When a line of the records contains "JSON", copy it.
EXCERPTED RECORDS Block Start
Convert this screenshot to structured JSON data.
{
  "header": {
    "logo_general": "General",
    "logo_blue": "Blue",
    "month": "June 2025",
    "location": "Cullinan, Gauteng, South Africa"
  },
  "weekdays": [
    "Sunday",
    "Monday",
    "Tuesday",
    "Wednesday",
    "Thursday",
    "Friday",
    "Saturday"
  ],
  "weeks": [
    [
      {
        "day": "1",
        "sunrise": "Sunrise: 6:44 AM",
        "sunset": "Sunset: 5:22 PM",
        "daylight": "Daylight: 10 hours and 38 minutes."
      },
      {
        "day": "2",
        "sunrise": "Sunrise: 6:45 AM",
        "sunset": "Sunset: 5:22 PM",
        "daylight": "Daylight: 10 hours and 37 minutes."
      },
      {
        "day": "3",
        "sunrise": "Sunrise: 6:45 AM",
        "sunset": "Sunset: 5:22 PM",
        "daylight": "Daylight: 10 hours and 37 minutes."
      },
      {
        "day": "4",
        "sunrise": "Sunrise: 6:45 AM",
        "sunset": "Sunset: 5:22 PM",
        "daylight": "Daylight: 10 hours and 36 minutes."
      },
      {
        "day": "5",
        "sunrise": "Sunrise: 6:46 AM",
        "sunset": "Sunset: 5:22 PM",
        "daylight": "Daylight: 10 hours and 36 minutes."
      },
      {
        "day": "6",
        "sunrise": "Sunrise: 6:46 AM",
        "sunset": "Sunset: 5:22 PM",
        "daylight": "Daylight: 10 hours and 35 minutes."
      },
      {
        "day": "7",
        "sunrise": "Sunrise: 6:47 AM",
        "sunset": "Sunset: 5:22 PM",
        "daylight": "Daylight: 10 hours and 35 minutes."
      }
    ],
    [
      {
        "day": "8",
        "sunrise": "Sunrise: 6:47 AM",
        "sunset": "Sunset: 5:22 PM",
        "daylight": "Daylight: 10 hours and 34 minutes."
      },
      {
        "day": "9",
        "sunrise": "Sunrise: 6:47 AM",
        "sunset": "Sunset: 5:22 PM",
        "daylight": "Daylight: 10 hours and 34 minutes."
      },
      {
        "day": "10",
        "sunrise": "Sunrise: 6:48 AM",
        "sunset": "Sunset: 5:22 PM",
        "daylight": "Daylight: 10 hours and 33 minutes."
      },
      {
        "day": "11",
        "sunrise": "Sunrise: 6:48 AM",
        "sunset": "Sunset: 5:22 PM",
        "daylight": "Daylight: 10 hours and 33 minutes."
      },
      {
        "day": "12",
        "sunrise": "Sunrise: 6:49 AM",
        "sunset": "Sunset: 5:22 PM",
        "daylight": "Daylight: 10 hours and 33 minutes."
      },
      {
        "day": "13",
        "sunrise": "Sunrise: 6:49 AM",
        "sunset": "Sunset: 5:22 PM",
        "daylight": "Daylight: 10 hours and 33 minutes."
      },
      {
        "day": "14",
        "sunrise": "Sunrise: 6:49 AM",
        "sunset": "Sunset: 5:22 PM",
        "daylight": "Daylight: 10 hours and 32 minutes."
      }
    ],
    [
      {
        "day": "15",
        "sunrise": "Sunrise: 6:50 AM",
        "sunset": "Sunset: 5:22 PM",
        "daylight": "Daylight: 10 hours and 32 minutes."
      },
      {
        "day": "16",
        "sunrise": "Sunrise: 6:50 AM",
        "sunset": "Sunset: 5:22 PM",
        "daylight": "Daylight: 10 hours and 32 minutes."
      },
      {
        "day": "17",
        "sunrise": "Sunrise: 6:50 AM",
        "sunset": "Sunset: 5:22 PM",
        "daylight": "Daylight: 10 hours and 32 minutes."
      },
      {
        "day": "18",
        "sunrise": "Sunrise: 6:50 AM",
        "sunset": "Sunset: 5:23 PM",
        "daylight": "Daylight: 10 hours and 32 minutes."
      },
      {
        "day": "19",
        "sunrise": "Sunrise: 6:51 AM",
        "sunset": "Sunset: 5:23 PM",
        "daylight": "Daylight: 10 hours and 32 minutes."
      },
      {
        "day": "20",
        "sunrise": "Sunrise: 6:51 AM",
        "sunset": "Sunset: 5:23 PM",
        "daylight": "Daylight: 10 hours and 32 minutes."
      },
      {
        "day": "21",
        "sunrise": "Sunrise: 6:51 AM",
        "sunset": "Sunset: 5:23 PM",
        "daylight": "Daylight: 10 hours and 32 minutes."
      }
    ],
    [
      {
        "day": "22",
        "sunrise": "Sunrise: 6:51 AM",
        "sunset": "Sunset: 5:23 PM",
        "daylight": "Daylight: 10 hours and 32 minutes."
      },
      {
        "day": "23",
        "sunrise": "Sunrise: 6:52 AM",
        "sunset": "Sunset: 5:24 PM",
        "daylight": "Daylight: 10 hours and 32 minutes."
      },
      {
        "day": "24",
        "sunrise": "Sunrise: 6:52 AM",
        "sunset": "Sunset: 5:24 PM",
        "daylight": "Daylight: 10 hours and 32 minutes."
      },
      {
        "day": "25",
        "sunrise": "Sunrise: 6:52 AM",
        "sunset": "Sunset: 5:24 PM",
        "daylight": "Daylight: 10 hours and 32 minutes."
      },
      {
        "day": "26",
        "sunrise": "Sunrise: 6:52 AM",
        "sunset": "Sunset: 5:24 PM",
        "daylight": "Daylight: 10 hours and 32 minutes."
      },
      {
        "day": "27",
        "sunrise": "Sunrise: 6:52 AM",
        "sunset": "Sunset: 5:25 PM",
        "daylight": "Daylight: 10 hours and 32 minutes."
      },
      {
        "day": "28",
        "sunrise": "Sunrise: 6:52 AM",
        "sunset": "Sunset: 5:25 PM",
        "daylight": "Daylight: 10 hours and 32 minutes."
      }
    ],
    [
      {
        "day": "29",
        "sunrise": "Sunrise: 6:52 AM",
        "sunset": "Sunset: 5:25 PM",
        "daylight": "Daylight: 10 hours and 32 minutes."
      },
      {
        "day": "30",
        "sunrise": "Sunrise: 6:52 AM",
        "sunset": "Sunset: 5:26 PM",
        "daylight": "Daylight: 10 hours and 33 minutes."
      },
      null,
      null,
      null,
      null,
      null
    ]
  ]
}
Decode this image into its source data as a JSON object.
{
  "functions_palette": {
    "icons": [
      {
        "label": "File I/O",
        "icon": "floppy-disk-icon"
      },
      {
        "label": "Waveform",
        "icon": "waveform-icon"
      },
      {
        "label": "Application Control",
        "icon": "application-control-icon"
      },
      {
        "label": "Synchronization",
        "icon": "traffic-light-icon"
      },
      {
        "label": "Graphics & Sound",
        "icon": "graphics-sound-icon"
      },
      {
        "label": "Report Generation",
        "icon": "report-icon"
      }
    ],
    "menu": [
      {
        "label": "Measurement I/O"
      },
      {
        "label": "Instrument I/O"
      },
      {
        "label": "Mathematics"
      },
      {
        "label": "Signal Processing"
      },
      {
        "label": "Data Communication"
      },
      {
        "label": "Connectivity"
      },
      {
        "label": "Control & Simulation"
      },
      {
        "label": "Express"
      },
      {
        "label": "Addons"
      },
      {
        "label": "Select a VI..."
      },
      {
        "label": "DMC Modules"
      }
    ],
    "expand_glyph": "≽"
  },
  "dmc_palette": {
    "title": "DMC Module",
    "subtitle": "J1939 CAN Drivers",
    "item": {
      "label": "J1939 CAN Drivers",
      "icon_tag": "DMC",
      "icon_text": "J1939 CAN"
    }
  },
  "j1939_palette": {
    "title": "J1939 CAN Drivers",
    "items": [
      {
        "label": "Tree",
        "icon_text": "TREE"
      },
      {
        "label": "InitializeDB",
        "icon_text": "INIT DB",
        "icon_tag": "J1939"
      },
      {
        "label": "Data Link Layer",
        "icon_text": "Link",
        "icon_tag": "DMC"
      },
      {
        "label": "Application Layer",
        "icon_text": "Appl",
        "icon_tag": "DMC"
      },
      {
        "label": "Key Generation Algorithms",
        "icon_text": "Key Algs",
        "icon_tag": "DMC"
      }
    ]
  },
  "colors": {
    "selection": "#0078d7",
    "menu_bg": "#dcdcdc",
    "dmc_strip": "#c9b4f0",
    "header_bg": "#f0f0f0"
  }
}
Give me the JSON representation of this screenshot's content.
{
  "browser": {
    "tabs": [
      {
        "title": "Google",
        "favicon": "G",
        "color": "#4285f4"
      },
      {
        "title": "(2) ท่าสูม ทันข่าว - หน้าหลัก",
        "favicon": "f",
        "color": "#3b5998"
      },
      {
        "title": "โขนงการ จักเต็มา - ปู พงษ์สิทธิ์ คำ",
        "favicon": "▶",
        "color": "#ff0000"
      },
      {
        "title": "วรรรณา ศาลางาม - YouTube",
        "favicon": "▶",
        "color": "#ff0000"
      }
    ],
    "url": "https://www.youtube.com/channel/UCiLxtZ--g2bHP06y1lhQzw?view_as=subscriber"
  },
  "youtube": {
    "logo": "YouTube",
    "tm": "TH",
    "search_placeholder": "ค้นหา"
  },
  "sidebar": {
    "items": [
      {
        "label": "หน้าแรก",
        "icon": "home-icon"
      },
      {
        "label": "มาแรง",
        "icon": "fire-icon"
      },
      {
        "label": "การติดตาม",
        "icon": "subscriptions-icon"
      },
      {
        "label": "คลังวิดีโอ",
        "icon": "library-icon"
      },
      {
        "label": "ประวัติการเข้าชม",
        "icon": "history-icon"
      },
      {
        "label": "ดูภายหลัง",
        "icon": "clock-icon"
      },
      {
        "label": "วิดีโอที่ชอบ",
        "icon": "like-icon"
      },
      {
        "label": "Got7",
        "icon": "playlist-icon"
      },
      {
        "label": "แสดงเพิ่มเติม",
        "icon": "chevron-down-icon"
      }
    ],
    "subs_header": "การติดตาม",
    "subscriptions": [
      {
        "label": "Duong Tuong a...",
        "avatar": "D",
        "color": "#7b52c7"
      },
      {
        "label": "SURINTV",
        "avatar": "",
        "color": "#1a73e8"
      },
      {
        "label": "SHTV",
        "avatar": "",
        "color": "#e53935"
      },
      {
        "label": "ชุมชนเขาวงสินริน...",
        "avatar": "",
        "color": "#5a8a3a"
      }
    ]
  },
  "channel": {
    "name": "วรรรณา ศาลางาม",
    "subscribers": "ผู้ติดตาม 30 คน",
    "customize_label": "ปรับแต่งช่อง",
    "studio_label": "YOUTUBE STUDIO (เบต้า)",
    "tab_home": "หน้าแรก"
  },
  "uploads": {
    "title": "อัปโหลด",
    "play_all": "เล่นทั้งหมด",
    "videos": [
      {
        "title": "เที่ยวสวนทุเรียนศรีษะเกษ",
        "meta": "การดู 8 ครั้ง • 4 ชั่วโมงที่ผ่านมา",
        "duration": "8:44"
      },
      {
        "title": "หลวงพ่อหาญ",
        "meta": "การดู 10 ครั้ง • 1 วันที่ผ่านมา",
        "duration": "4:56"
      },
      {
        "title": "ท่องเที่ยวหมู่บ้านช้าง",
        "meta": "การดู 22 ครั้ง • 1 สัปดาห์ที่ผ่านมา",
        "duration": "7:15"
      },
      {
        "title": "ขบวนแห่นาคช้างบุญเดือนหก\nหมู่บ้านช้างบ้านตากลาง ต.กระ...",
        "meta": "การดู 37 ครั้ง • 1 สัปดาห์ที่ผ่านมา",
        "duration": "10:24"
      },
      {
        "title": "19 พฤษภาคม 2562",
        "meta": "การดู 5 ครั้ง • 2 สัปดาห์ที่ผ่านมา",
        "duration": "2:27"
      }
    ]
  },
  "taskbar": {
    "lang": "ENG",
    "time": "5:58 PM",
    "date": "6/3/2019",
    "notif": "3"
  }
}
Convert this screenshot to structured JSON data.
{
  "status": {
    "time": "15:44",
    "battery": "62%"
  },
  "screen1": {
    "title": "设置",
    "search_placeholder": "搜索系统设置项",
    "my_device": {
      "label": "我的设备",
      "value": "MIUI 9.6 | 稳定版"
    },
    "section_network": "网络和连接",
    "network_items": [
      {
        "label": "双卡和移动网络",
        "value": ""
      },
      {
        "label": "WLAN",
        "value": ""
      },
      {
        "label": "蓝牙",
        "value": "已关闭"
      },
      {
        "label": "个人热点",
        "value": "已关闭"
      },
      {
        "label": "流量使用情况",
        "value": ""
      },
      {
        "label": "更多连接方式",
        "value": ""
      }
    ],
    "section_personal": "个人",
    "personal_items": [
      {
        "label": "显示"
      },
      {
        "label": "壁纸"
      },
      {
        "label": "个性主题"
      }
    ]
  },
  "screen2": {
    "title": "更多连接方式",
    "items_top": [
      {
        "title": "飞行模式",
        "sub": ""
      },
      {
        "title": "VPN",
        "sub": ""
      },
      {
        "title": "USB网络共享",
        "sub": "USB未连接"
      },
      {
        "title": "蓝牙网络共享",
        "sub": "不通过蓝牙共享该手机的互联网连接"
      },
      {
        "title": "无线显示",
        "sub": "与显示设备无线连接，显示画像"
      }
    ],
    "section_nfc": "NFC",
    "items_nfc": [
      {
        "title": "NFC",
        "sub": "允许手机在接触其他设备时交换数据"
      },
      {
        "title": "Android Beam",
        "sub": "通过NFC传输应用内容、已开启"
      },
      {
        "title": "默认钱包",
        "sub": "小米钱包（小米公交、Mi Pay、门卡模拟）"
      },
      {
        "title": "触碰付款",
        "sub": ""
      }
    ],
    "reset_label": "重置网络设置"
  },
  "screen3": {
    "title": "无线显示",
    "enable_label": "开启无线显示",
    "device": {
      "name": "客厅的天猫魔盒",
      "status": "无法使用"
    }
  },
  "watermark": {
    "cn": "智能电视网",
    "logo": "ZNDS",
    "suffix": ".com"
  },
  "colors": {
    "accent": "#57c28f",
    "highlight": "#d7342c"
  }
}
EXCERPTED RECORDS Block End
* _SOLUTION TO THIS TASK_:
Convert this screenshot to structured JSON data.
Decode this image into its source data as a JSON object.
Give me the JSON representation of this screenshot's content.
Convert this screenshot to structured JSON data.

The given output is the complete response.